Working from the entries that follow, retype each one without any alteration.

───── Data provided ─────

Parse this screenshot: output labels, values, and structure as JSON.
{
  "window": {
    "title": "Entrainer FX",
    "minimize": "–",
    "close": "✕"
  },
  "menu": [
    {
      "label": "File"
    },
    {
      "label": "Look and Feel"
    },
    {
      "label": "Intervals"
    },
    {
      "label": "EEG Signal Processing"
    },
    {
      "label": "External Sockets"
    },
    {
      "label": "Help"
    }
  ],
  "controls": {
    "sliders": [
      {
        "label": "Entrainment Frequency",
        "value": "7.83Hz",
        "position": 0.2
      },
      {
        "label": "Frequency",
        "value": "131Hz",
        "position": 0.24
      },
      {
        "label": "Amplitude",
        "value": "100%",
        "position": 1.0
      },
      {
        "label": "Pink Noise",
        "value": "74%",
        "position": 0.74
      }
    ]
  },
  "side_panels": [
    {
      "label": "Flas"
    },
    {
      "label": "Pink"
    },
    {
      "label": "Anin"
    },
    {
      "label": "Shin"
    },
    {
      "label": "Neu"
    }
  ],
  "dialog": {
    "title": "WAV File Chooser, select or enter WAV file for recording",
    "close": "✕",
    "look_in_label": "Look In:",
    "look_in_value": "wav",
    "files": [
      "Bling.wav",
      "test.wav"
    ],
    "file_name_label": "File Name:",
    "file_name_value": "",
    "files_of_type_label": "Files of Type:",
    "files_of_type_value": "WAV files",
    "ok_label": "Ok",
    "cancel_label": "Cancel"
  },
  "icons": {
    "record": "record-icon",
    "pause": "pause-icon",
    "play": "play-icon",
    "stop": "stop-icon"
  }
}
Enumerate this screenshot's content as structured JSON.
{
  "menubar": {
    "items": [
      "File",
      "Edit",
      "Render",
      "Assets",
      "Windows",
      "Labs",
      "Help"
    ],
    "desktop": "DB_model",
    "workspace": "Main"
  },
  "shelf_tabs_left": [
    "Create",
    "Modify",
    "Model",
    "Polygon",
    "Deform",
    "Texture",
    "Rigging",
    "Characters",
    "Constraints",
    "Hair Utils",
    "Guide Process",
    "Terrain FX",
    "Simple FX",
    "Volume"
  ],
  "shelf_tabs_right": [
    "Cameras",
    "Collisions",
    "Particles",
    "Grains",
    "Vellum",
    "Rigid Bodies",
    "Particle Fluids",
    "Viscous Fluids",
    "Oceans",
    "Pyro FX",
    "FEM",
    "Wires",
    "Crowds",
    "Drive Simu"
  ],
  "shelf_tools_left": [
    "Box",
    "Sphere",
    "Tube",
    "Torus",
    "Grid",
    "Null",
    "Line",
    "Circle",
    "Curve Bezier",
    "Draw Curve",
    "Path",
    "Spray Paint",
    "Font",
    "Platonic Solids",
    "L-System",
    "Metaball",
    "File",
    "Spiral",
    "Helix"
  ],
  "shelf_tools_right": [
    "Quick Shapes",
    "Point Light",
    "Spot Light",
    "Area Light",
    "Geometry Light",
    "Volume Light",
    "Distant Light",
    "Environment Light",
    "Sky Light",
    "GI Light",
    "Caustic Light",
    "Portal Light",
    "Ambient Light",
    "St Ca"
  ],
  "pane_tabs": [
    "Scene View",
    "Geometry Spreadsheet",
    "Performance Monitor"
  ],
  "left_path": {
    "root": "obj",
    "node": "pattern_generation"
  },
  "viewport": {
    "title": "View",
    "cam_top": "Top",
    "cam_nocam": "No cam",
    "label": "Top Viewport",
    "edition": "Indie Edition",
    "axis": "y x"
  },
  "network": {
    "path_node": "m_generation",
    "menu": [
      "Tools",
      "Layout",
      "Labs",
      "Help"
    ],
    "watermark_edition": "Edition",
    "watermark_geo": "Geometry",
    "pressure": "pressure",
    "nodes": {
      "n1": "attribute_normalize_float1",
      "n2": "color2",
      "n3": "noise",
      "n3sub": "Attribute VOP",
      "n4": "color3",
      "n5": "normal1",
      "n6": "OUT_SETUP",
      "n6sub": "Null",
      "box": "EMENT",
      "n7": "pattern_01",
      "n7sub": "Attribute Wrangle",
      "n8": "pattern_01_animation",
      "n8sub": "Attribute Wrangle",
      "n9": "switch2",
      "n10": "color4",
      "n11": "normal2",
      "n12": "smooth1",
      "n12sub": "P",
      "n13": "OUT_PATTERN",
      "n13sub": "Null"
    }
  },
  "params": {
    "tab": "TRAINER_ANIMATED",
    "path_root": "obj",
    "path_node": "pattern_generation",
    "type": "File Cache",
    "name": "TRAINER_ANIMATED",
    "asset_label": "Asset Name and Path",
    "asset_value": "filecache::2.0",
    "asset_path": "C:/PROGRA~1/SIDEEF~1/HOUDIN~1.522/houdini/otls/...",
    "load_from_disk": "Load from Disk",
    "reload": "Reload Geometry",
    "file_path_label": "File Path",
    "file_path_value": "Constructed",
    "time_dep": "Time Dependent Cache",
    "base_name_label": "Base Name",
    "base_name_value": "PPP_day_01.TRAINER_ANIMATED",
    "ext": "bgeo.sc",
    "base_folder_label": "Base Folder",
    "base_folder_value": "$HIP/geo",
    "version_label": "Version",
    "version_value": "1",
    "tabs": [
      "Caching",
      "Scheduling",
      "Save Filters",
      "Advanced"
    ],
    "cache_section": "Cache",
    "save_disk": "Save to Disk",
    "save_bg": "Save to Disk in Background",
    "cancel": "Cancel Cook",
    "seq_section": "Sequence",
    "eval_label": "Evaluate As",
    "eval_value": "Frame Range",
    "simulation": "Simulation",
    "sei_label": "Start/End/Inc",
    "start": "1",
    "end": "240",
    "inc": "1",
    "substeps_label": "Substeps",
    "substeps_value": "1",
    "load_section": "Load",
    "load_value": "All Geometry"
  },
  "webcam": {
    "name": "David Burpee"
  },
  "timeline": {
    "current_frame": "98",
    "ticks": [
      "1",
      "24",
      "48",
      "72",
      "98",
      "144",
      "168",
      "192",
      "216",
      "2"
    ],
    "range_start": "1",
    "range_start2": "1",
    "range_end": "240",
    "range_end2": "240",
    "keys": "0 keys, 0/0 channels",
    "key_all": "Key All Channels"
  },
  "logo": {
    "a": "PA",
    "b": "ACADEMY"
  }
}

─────

> **Result of this exercise**:
Parse this screenshot: output labels, values, and structure as JSON.
{
  "window": {
    "title": "Entrainer FX",
    "minimize": "–",
    "close": "✕"
  },
  "menu": [
    {
      "label": "File"
    },
    {
      "label": "Look and Feel"
    },
    {
      "label": "Intervals"
    },
    {
      "label": "EEG Signal Processing"
    },
    {
      "label": "External Sockets"
    },
    {
      "label": "Help"
    }
  ],
  "controls": {
    "sliders": [
      {
        "label": "Entrainment Frequency",
        "value": "7.83Hz",
        "position": 0.2
      },
      {
        "label": "Frequency",
        "value": "131Hz",
        "position": 0.24
      },
      {
        "label": "Amplitude",
        "value": "100%",
        "position": 1.0
      },
      {
        "label": "Pink Noise",
        "value": "74%",
        "position": 0.74
      }
    ]
  },
  "side_panels": [
    {
      "label": "Flas"
    },
    {
      "label": "Pink"
    },
    {
      "label": "Anin"
    },
    {
      "label": "Shin"
    },
    {
      "label": "Neu"
    }
  ],
  "dialog": {
    "title": "WAV File Chooser, select or enter WAV file for recording",
    "close": "✕",
    "look_in_label": "Look In:",
    "look_in_value": "wav",
    "files": [
      "Bling.wav",
      "test.wav"
    ],
    "file_name_label": "File Name:",
    "file_name_value": "",
    "files_of_type_label": "Files of Type:",
    "files_of_type_value": "WAV files",
    "ok_label": "Ok",
    "cancel_label": "Cancel"
  },
  "icons": {
    "record": "record-icon",
    "pause": "pause-icon",
    "play": "play-icon",
    "stop": "stop-icon"
  }
}
Enumerate this screenshot's content as structured JSON.
{
  "menubar": {
    "items": [
      "File",
      "Edit",
      "Render",
      "Assets",
      "Windows",
      "Labs",
      "Help"
    ],
    "desktop": "DB_model",
    "workspace": "Main"
  },
  "shelf_tabs_left": [
    "Create",
    "Modify",
    "Model",
    "Polygon",
    "Deform",
    "Texture",
    "Rigging",
    "Characters",
    "Constraints",
    "Hair Utils",
    "Guide Process",
    "Terrain FX",
    "Simple FX",
    "Volume"
  ],
  "shelf_tabs_right": [
    "Cameras",
    "Collisions",
    "Particles",
    "Grains",
    "Vellum",
    "Rigid Bodies",
    "Particle Fluids",
    "Viscous Fluids",
    "Oceans",
    "Pyro FX",
    "FEM",
    "Wires",
    "Crowds",
    "Drive Simu"
  ],
  "shelf_tools_left": [
    "Box",
    "Sphere",
    "Tube",
    "Torus",
    "Grid",
    "Null",
    "Line",
    "Circle",
    "Curve Bezier",
    "Draw Curve",
    "Path",
    "Spray Paint",
    "Font",
    "Platonic Solids",
    "L-System",
    "Metaball",
    "File",
    "Spiral",
    "Helix"
  ],
  "shelf_tools_right": [
    "Quick Shapes",
    "Point Light",
    "Spot Light",
    "Area Light",
    "Geometry Light",
    "Volume Light",
    "Distant Light",
    "Environment Light",
    "Sky Light",
    "GI Light",
    "Caustic Light",
    "Portal Light",
    "Ambient Light",
    "St Ca"
  ],
  "pane_tabs": [
    "Scene View",
    "Geometry Spreadsheet",
    "Performance Monitor"
  ],
  "left_path": {
    "root": "obj",
    "node": "pattern_generation"
  },
  "viewport": {
    "title": "View",
    "cam_top": "Top",
    "cam_nocam": "No cam",
    "label": "Top Viewport",
    "edition": "Indie Edition",
    "axis": "y x"
  },
  "network": {
    "path_node": "m_generation",
    "menu": [
      "Tools",
      "Layout",
      "Labs",
      "Help"
    ],
    "watermark_edition": "Edition",
    "watermark_geo": "Geometry",
    "pressure": "pressure",
    "nodes": {
      "n1": "attribute_normalize_float1",
      "n2": "color2",
      "n3": "noise",
      "n3sub": "Attribute VOP",
      "n4": "color3",
      "n5": "normal1",
      "n6": "OUT_SETUP",
      "n6sub": "Null",
      "box": "EMENT",
      "n7": "pattern_01",
      "n7sub": "Attribute Wrangle",
      "n8": "pattern_01_animation",
      "n8sub": "Attribute Wrangle",
      "n9": "switch2",
      "n10": "color4",
      "n11": "normal2",
      "n12": "smooth1",
      "n12sub": "P",
      "n13": "OUT_PATTERN",
      "n13sub": "Null"
    }
  },
  "params": {
    "tab": "TRAINER_ANIMATED",
    "path_root": "obj",
    "path_node": "pattern_generation",
    "type": "File Cache",
    "name": "TRAINER_ANIMATED",
    "asset_label": "Asset Name and Path",
    "asset_value": "filecache::2.0",
    "asset_path": "C:/PROGRA~1/SIDEEF~1/HOUDIN~1.522/houdini/otls/...",
    "load_from_disk": "Load from Disk",
    "reload": "Reload Geometry",
    "file_path_label": "File Path",
    "file_path_value": "Constructed",
    "time_dep": "Time Dependent Cache",
    "base_name_label": "Base Name",
    "base_name_value": "PPP_day_01.TRAINER_ANIMATED",
    "ext": "bgeo.sc",
    "base_folder_label": "Base Folder",
    "base_folder_value": "$HIP/geo",
    "version_label": "Version",
    "version_value": "1",
    "tabs": [
      "Caching",
      "Scheduling",
      "Save Filters",
      "Advanced"
    ],
    "cache_section": "Cache",
    "save_disk": "Save to Disk",
    "save_bg": "Save to Disk in Background",
    "cancel": "Cancel Cook",
    "seq_section": "Sequence",
    "eval_label": "Evaluate As",
    "eval_value": "Frame Range",
    "simulation": "Simulation",
    "sei_label": "Start/End/Inc",
    "start": "1",
    "end": "240",
    "inc": "1",
    "substeps_label": "Substeps",
    "substeps_value": "1",
    "load_section": "Load",
    "load_value": "All Geometry"
  },
  "webcam": {
    "name": "David Burpee"
  },
  "timeline": {
    "current_frame": "98",
    "ticks": [
      "1",
      "24",
      "48",
      "72",
      "98",
      "144",
      "168",
      "192",
      "216",
      "2"
    ],
    "range_start": "1",
    "range_start2": "1",
    "range_end": "240",
    "range_end2": "240",
    "keys": "0 keys, 0/0 channels",
    "key_all": "Key All Channels"
  },
  "logo": {
    "a": "PA",
    "b": "ACADEMY"
  }
}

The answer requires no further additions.